Third element of authenticy and much more important to my ears, unlike his predecessors Frühbeck de Burgos and Huber, Marcus Creed follows exactly the score in the allocation of women’s voices between solo and choir. For instance, the opening number is sung by three solo voices from the chorus – soprano I first, joined by soprano II, then alto. Frühbeck assigned the first two voices to solo soprano and alto, and then had the full women’s choir take over when entered alto. Huber assigned the full number to his choir. Frühbeck wasn’t overly liberal with such reallocations, he did it again only in one of the final choruses, track 20. Huber was more generous with them and practiced them in three more instances. Both choices were okay, none were dramatically inconsistent – those parts aren’t for individualized characters, like the narrator or the Rose, just anonymous solo voices – and they made sense musically: the chamber-size and transparency of Huber’s choir in particular made it work perfectly, and nobody would have raised an issue had Schumann written it either way (in fact one can easily prefer Huber’s choice) – but the point is, he didn’t, and Creed plays it as Schumann wrote it.

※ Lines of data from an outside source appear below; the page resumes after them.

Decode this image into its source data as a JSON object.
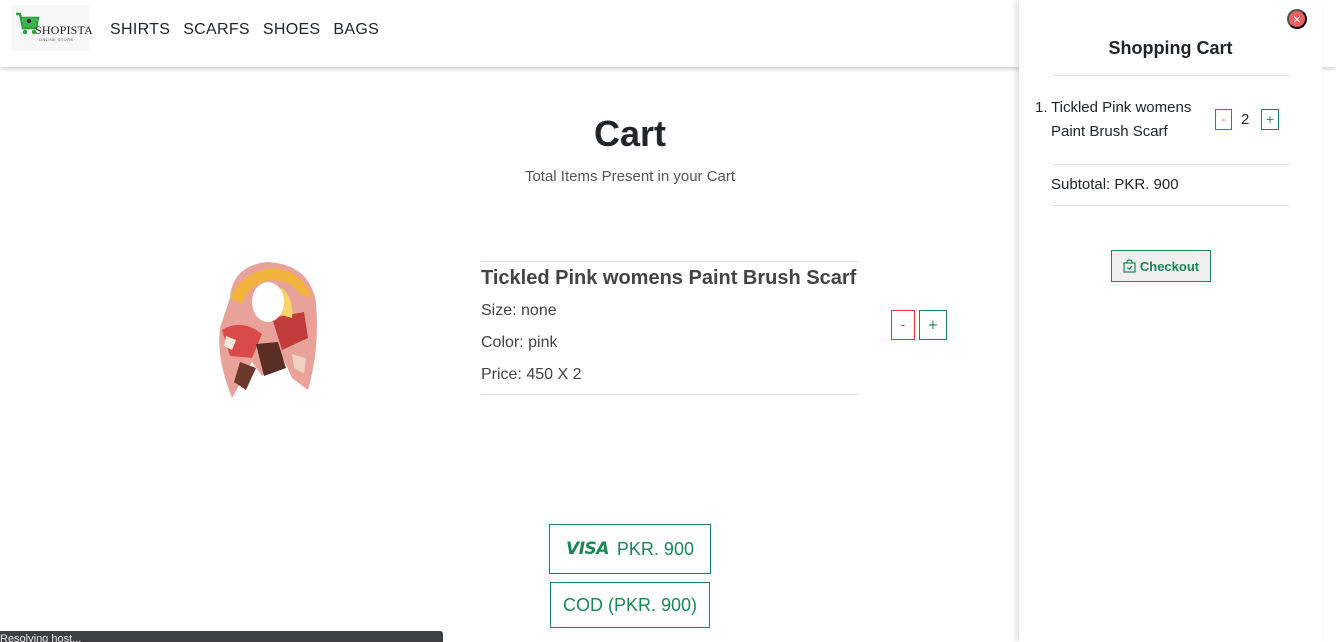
{
  "header": {
    "brand": "SHOPISTA",
    "tagline": "ONLINE STORE",
    "nav": [
      "SHIRTS",
      "SCARFS",
      "SHOES",
      "BAGS"
    ]
  },
  "main": {
    "title": "Cart",
    "subtitle": "Total Items Present in your Cart",
    "item": {
      "name": "Tickled Pink womens Paint Brush Scarf",
      "size": "Size: none",
      "color": "Color: pink",
      "price": "Price: 450 X 2",
      "minus_label": "-",
      "plus_label": "+"
    },
    "payment": {
      "visa_label": "VISA",
      "visa_amount": "PKR. 900",
      "cod_label": "COD (PKR. 900)"
    }
  },
  "status_bar": {
    "text": "Resolving host..."
  },
  "side_panel": {
    "close_label": "×",
    "title": "Shopping Cart",
    "items": [
      {
        "index": "1.",
        "name": "Tickled Pink womens Paint Brush Scarf",
        "qty": "2",
        "minus_label": "-",
        "plus_label": "+"
      }
    ],
    "subtotal": "Subtotal: PKR. 900",
    "checkout_label": "Checkout"
  },
  "colors": {
    "accent_green": "#198754",
    "danger_red": "#dc3545",
    "close_red": "#f06060"
  }
}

Creed’s soloists are fine, Werner Güra has a tenor voice one can easily imagine in Schubert’s lieder and Christiane Oelze’s soprano has the youthfulness required by Rose, but they would have been even more enjoyed if it wasn’t for the memory of Frühbeck de Burgos’ two superlative and insurpassable singers, Helen Donath and Theo Altmeyer. But as the gravedigger, Hanno Müller-Brachmann’s basso is particularly impressive – incredible to think that those sounds come from the throat of a (at the time) 28-year old singer. The RIAS Kammerchor sings with fine transparency. Creed’s tempi are overall fine, close to the score’s metronome indications. In the forresters’ song (men’s chorus), track 15, one feels that a touch more animation would have benefited – this is one of Schumann’s typical cavalcades, but as rendered here it feels pretty lazy.

Cueing is perfect, one for each of the 24 numbers of the score. A further advantage of Harmonia Mundi’s production over the two competing versions I have in my collection: English and French translations of the poem are provided (in the original issue; I don’t know about the 2005 reissue in Harmonia Mundi’s “Musique d’abord” budget series).

There’s a more recent recording of the piano version on Carus Verlag with Christoph Pregardien, Carus 83 450 barcode 4009350834507 (recorded in October 2009, released in 2010) and three with orchestral accompaniment, by Gustav Kuhn on Chandos 9350 barcode 095115935026 (1995), by Christoph Spering on Opus 111 30-190 barcode 709861301904 (1998), and by Spering again on Oehms Classics OC 871 barcode 4260034868717, a live recording from 2013 (paired with Schumann’s Requiem), but I think that, as much as I am an insatiable collector and completist, for what the piece is worth I’ll stop here and move on to other things.

Comments are welcome